ISPO Munich 2018 is a wrap and with 2,801 companies exhibiting to over 84,000 visitors from 120 countries, ISPO is officially the world’s largest sporting goods trade show, proving once again why the show will always remain an attraction for boardsports companies and retailers. Images and report by Harry Mitchell Thompson.
The snowboard brands are no longer congregated all together in one block and were instead dissipated throughout B4 and A4 and with some more crossover brands such as Holden venturing as far west as B2. Holden no longer define themselves as a purely snowboarding brand, but a premium brand for winter sports and company Founder, Mikey Leblanc was pleased with their decision to up sticks as they picked up lots of good, different footfall.
The skate brands congregated in hall A5 and although the Longboard Embassy was smaller than in recent years, it was notable just how many motorized longboard brands are now on the market. Skate heavyweights Shiner, Stateside and HLC all setup shop in A5 next to the static pump wave, which was frequented by the rising number of surf style carving boards with pivoting front truck.
Rasmus Ostergaard ran the Welcome to Snowsports platform in the middle of B4, and it served as a hub for the snowboard community, with many meetings and informal chats taking place across the four days. Rasmus pulled together key snowsports product highlights to illustrate current trends and used information from retailers Zero G, Burnside, Black Sheep and On The Mountain to emphasize these points. We look forward to seeing how this concept expands in 2019.

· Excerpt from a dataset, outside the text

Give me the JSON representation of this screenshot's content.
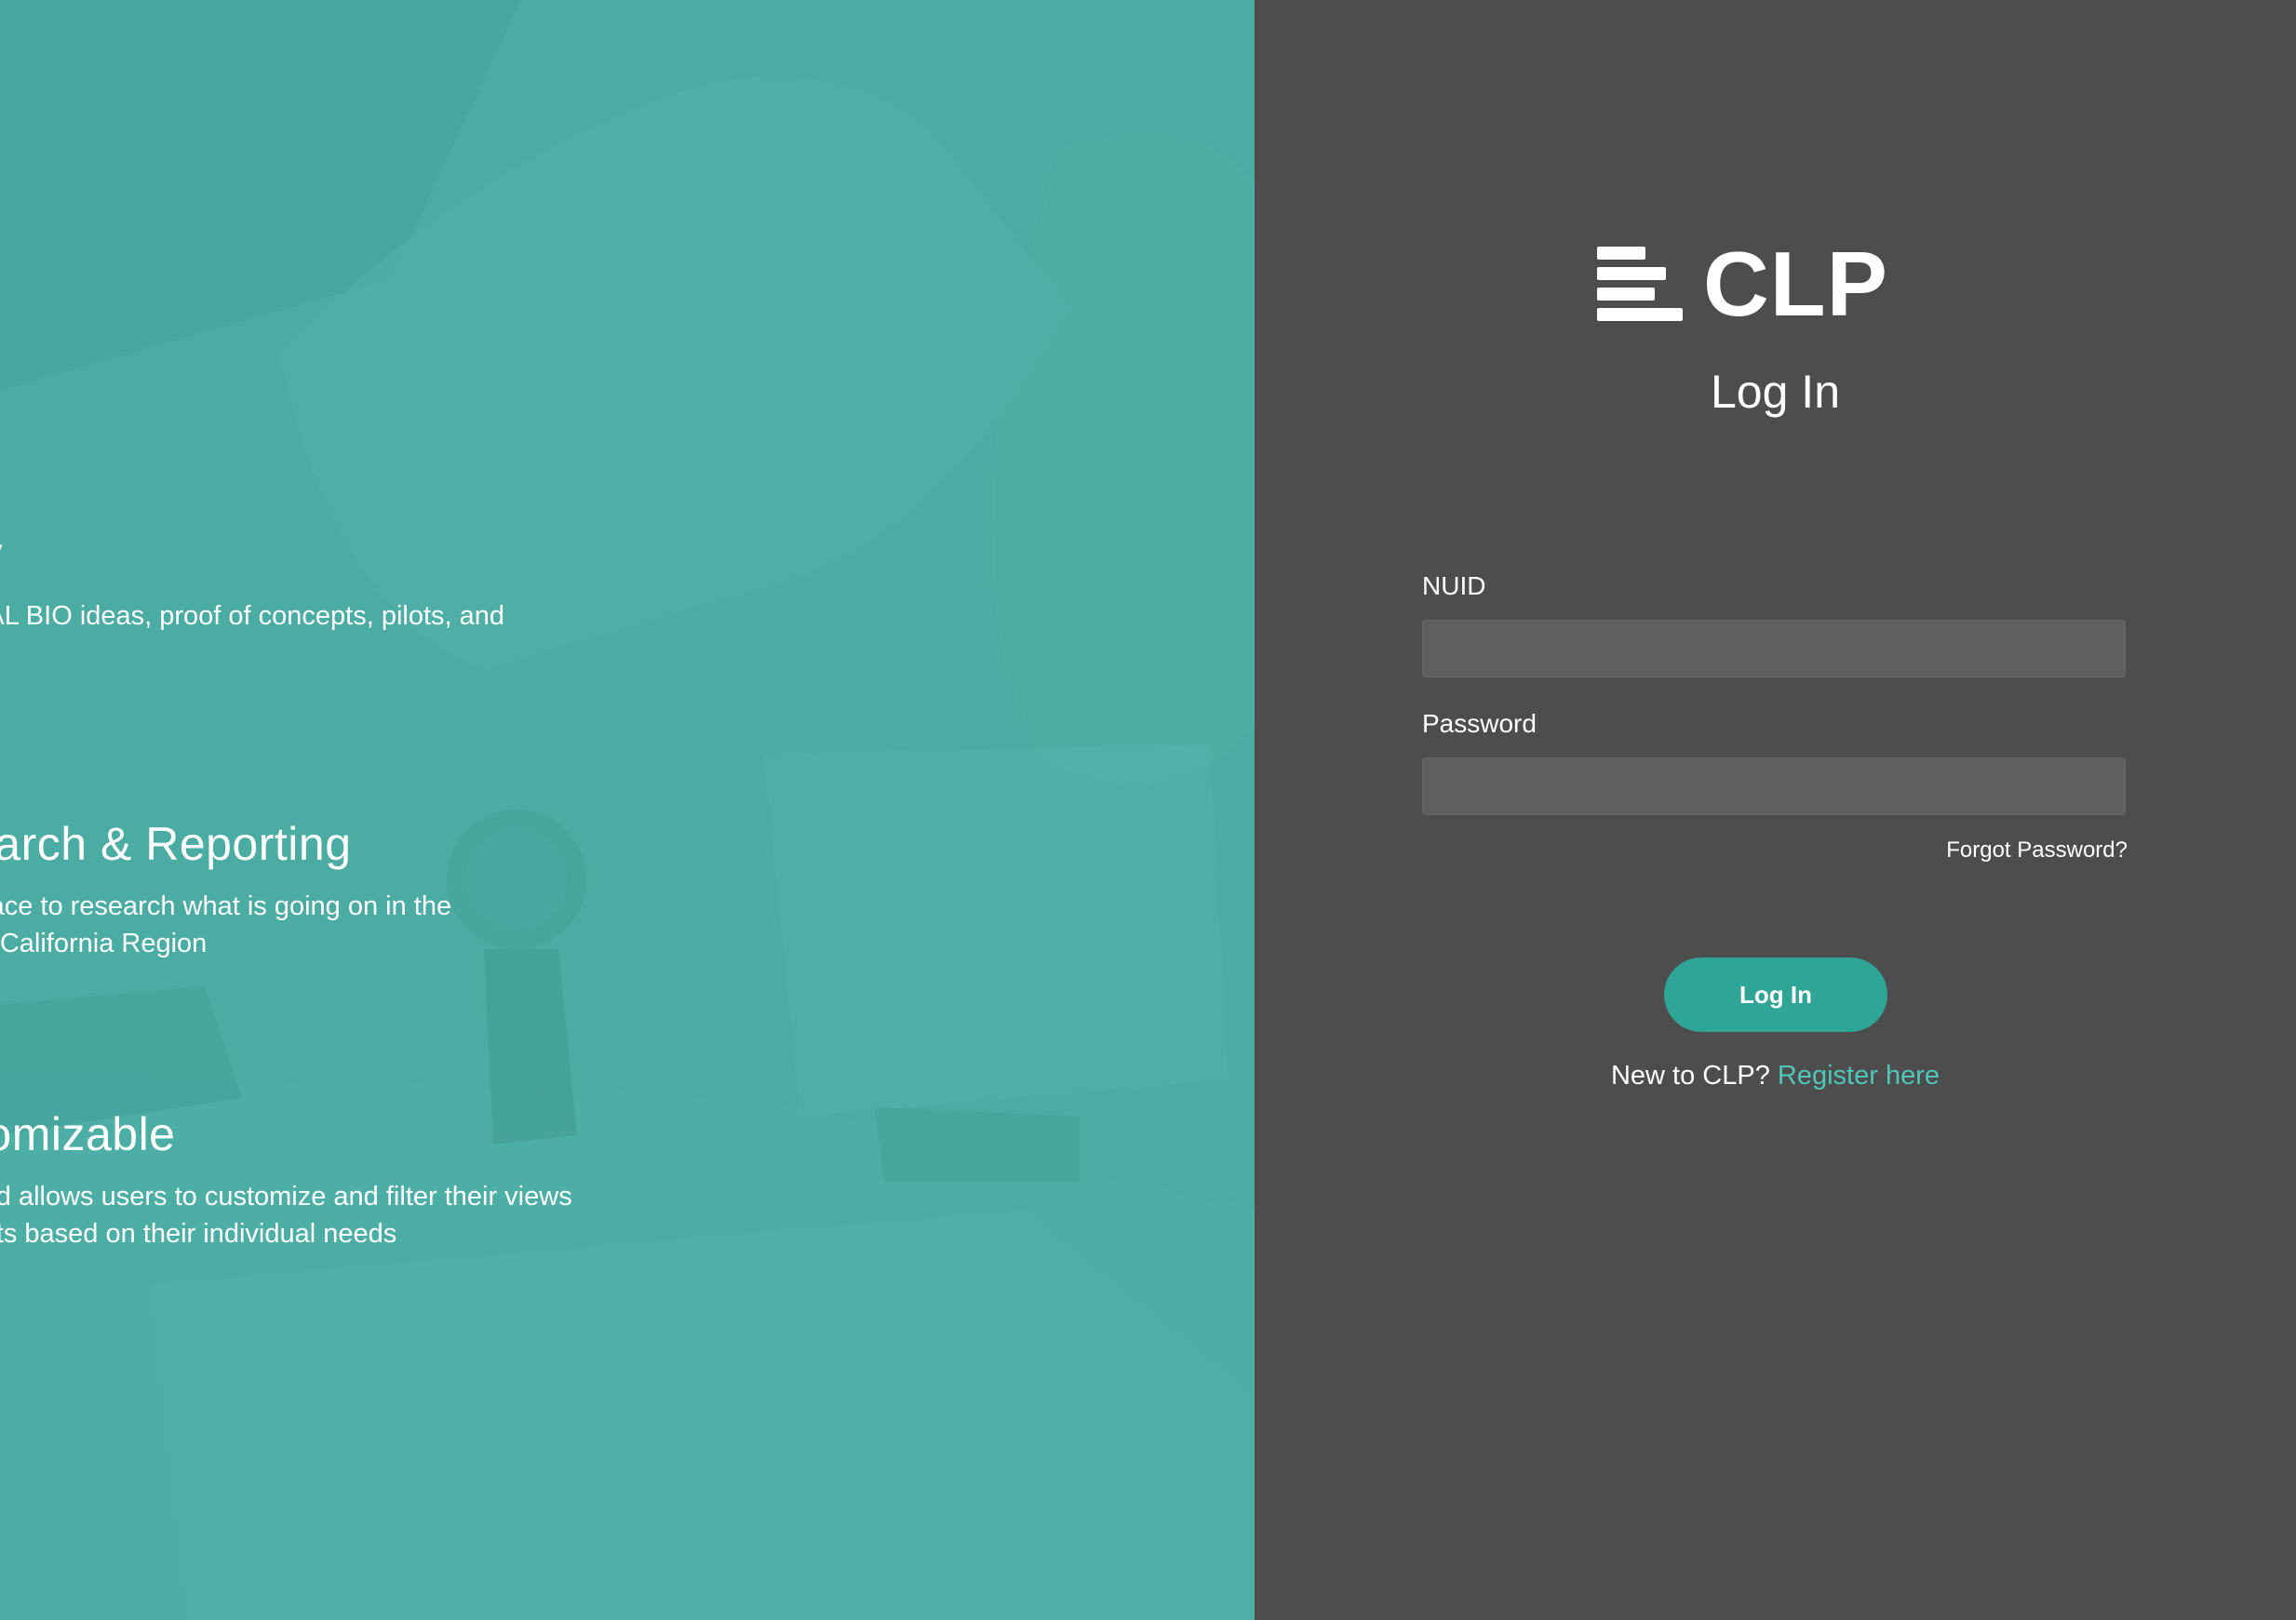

As for the snowboard brands in hall B4, everyone asked was pleased with the show, commenting on the higher levels of traffic, particularly on days one and two. Admittedly all comparisons were working off a low base, with last year’s Polygon format not quite having the desired effect, but there was a lot of positivity at this year’s ISPO and we anticipate seeing a stronger snowboard turnout at ISPO 2019.